Sunday, 22 June 2014

A semi-random selection of short stories

Yesterday I found myself reading a bunch of free-floating short stories (as in, not part of a collection/anthology), as well as stories from an anthology I'll be reviewing as soon as I finish. I seem to have been reading a lot of short stories lately. This is not a bad thing. I wasn't going to review the free-floaters because I had other reasons for reading them, but then I thought, why not?

So here we have some brief thoughts on some miscellaneous stories by Corinne Duyvis, Aliette de Bodard and Ken Liu, presented in the order I read them.

Corinne Duyvis

"Eight", which you can read here. It's a time travel story with future versions of the main character travelling back in time to try to prevent or mitigate the effects of a terrible war. But is it even possible to prevent the war? And what happens to the futures they leave behind? A very touching story.

"Rule of Threes", which you can read here. Set in the Australian outback (an unusual setting for a non-Australian to write in), the story follows the survivors of a plague of horrible lizard things. (On the other hand, given how the rest of the world sees our fauna, maybe it's not such a surprising choice.) It was a good story, even if it didn't feel quite as Australian as, well, stories by Australians that I've read.

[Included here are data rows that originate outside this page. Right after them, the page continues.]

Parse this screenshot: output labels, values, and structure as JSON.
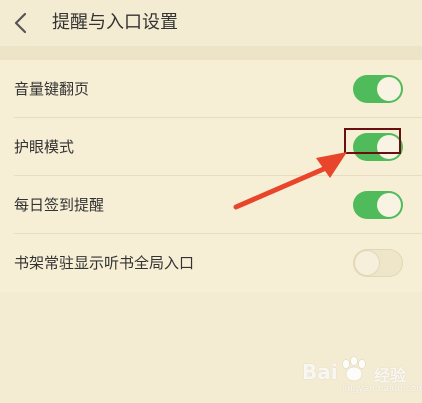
{
  "header": {
    "back_icon": "chevron-left-icon",
    "title": "提醒与入口设置"
  },
  "settings": [
    {
      "label": "音量键翻页",
      "state": "on"
    },
    {
      "label": "护眼模式",
      "state": "on"
    },
    {
      "label": "每日签到提醒",
      "state": "on"
    },
    {
      "label": "书架常驻显示听书全局入口",
      "state": "off"
    }
  ],
  "colors": {
    "toggle_on": "#4fbb5b",
    "background": "#f4ecd2",
    "highlight_box": "#6a0f0f",
    "arrow": "#e8452b"
  },
  "watermark": {
    "brand": "Bai",
    "brand2": "经验",
    "url": "jingyan.baidu.com"
  }
}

Aliette de Bodard

"Safe, Child, Safe", which you can read here. I think this is set in the same universe as her Obsidian and Blood trilogy (which I haven't read, but which is on my TBR). A priest for the Dead is asked by a desperate father to help his young child. The malady is unusual and the reveal not a happy one.


Ken Liu

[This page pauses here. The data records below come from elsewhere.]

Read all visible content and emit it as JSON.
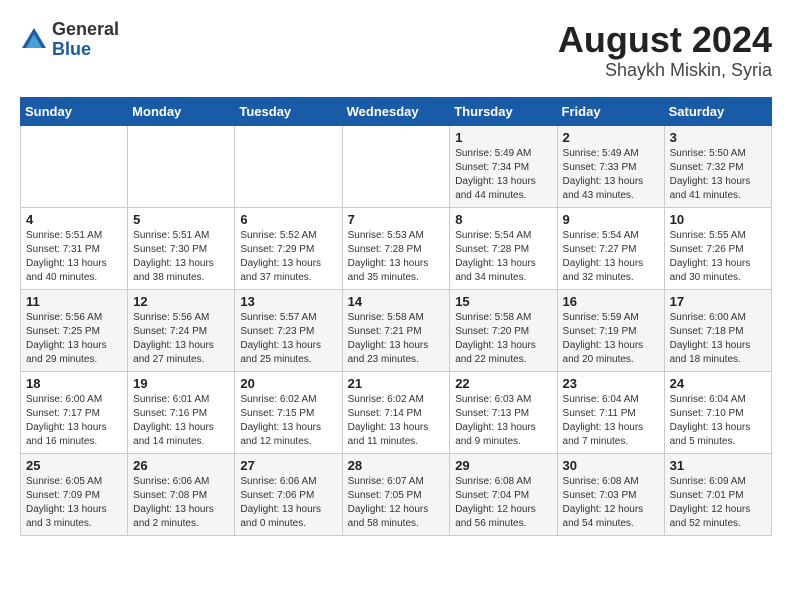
{
  "header": {
    "logo_line1": "General",
    "logo_line2": "Blue",
    "month_year": "August 2024",
    "location": "Shaykh Miskin, Syria"
  },
  "weekdays": [
    "Sunday",
    "Monday",
    "Tuesday",
    "Wednesday",
    "Thursday",
    "Friday",
    "Saturday"
  ],
  "weeks": [
    [
      {
        "day": "",
        "detail": ""
      },
      {
        "day": "",
        "detail": ""
      },
      {
        "day": "",
        "detail": ""
      },
      {
        "day": "",
        "detail": ""
      },
      {
        "day": "1",
        "detail": "Sunrise: 5:49 AM\nSunset: 7:34 PM\nDaylight: 13 hours\nand 44 minutes."
      },
      {
        "day": "2",
        "detail": "Sunrise: 5:49 AM\nSunset: 7:33 PM\nDaylight: 13 hours\nand 43 minutes."
      },
      {
        "day": "3",
        "detail": "Sunrise: 5:50 AM\nSunset: 7:32 PM\nDaylight: 13 hours\nand 41 minutes."
      }
    ],
    [
      {
        "day": "4",
        "detail": "Sunrise: 5:51 AM\nSunset: 7:31 PM\nDaylight: 13 hours\nand 40 minutes."
      },
      {
        "day": "5",
        "detail": "Sunrise: 5:51 AM\nSunset: 7:30 PM\nDaylight: 13 hours\nand 38 minutes."
      },
      {
        "day": "6",
        "detail": "Sunrise: 5:52 AM\nSunset: 7:29 PM\nDaylight: 13 hours\nand 37 minutes."
      },
      {
        "day": "7",
        "detail": "Sunrise: 5:53 AM\nSunset: 7:28 PM\nDaylight: 13 hours\nand 35 minutes."
      },
      {
        "day": "8",
        "detail": "Sunrise: 5:54 AM\nSunset: 7:28 PM\nDaylight: 13 hours\nand 34 minutes."
      },
      {
        "day": "9",
        "detail": "Sunrise: 5:54 AM\nSunset: 7:27 PM\nDaylight: 13 hours\nand 32 minutes."
      },
      {
        "day": "10",
        "detail": "Sunrise: 5:55 AM\nSunset: 7:26 PM\nDaylight: 13 hours\nand 30 minutes."
      }
    ],
    [
      {
        "day": "11",
        "detail": "Sunrise: 5:56 AM\nSunset: 7:25 PM\nDaylight: 13 hours\nand 29 minutes."
      },
      {
        "day": "12",
        "detail": "Sunrise: 5:56 AM\nSunset: 7:24 PM\nDaylight: 13 hours\nand 27 minutes."
      },
      {
        "day": "13",
        "detail": "Sunrise: 5:57 AM\nSunset: 7:23 PM\nDaylight: 13 hours\nand 25 minutes."
      },
      {
        "day": "14",
        "detail": "Sunrise: 5:58 AM\nSunset: 7:21 PM\nDaylight: 13 hours\nand 23 minutes."
      },
      {
        "day": "15",
        "detail": "Sunrise: 5:58 AM\nSunset: 7:20 PM\nDaylight: 13 hours\nand 22 minutes."
      },
      {
        "day": "16",
        "detail": "Sunrise: 5:59 AM\nSunset: 7:19 PM\nDaylight: 13 hours\nand 20 minutes."
      },
      {
        "day": "17",
        "detail": "Sunrise: 6:00 AM\nSunset: 7:18 PM\nDaylight: 13 hours\nand 18 minutes."
      }
    ],
    [
      {
        "day": "18",
        "detail": "Sunrise: 6:00 AM\nSunset: 7:17 PM\nDaylight: 13 hours\nand 16 minutes."
      },
      {
        "day": "19",
        "detail": "Sunrise: 6:01 AM\nSunset: 7:16 PM\nDaylight: 13 hours\nand 14 minutes."
      },
      {
        "day": "20",
        "detail": "Sunrise: 6:02 AM\nSunset: 7:15 PM\nDaylight: 13 hours\nand 12 minutes."
      },
      {
        "day": "21",
        "detail": "Sunrise: 6:02 AM\nSunset: 7:14 PM\nDaylight: 13 hours\nand 11 minutes."
      },
      {
        "day": "22",
        "detail": "Sunrise: 6:03 AM\nSunset: 7:13 PM\nDaylight: 13 hours\nand 9 minutes."
      },
      {
        "day": "23",
        "detail": "Sunrise: 6:04 AM\nSunset: 7:11 PM\nDaylight: 13 hours\nand 7 minutes."
      },
      {
        "day": "24",
        "detail": "Sunrise: 6:04 AM\nSunset: 7:10 PM\nDaylight: 13 hours\nand 5 minutes."
      }
    ],
    [
      {
        "day": "25",
        "detail": "Sunrise: 6:05 AM\nSunset: 7:09 PM\nDaylight: 13 hours\nand 3 minutes."
      },
      {
        "day": "26",
        "detail": "Sunrise: 6:06 AM\nSunset: 7:08 PM\nDaylight: 13 hours\nand 2 minutes."
      },
      {
        "day": "27",
        "detail": "Sunrise: 6:06 AM\nSunset: 7:06 PM\nDaylight: 13 hours\nand 0 minutes."
      },
      {
        "day": "28",
        "detail": "Sunrise: 6:07 AM\nSunset: 7:05 PM\nDaylight: 12 hours\nand 58 minutes."
      },
      {
        "day": "29",
        "detail": "Sunrise: 6:08 AM\nSunset: 7:04 PM\nDaylight: 12 hours\nand 56 minutes."
      },
      {
        "day": "30",
        "detail": "Sunrise: 6:08 AM\nSunset: 7:03 PM\nDaylight: 12 hours\nand 54 minutes."
      },
      {
        "day": "31",
        "detail": "Sunrise: 6:09 AM\nSunset: 7:01 PM\nDaylight: 12 hours\nand 52 minutes."
      }
    ]
  ]
}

"You'll Always Have the Burden With You", which you can read here. This was a story about archaeology on a long-empty alien planet. The idea of the modern minutiae of civilisation being less permanent than Earth's Egyptian pyramids was an interesting one. But what really made this story stand out for me was the "punch-line" towards the end. Brilliant.

"The Paper Menagerie", which you can read here. This had a terribly sad ending. About the son of an American man and his mail-order (more or less) bride, whose mother made him magical origami animals. The son goes through the oh-so-common (dare I say almost universal?) migrant child phase of refusing to speak his mother's language because it marks him as an outsider. The end, as I said, is heartbreaking. It's no wonder this story won the Hugo, Nebula and World Fantasy awards (the first time any one story took out all three).


No comments:

Post a Comment